_INPUT:_
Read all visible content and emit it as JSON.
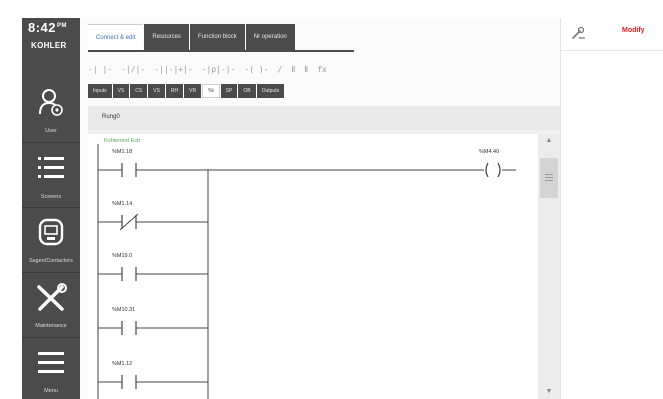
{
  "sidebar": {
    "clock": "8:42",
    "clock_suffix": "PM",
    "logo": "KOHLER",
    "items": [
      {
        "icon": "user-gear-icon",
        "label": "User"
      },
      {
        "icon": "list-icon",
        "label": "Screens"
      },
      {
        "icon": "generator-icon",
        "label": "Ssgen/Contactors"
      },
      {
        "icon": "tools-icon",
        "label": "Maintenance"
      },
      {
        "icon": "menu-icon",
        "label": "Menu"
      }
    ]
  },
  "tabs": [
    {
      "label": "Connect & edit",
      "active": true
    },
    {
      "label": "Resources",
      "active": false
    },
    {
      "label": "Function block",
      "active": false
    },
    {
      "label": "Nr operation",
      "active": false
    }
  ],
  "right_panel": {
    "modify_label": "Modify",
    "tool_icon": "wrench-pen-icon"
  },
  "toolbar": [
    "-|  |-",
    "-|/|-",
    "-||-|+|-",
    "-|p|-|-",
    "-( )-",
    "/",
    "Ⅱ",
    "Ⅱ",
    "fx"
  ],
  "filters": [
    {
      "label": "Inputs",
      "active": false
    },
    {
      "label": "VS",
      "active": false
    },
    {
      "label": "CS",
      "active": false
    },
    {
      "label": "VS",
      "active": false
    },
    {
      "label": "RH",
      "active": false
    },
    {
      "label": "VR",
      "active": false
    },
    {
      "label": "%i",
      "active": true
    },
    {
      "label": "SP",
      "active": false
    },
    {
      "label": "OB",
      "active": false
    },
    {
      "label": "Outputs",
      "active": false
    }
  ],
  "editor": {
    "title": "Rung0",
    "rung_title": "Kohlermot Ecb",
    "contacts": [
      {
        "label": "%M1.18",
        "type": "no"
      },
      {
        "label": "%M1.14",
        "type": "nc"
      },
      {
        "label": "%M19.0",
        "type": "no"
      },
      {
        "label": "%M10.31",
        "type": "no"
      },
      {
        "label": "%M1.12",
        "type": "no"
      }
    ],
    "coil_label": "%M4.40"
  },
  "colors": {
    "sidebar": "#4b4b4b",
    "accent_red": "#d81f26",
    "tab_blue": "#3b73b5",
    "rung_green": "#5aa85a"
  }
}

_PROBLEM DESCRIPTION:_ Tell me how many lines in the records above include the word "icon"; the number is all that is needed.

_EXERCISE SOLUTION:_ 6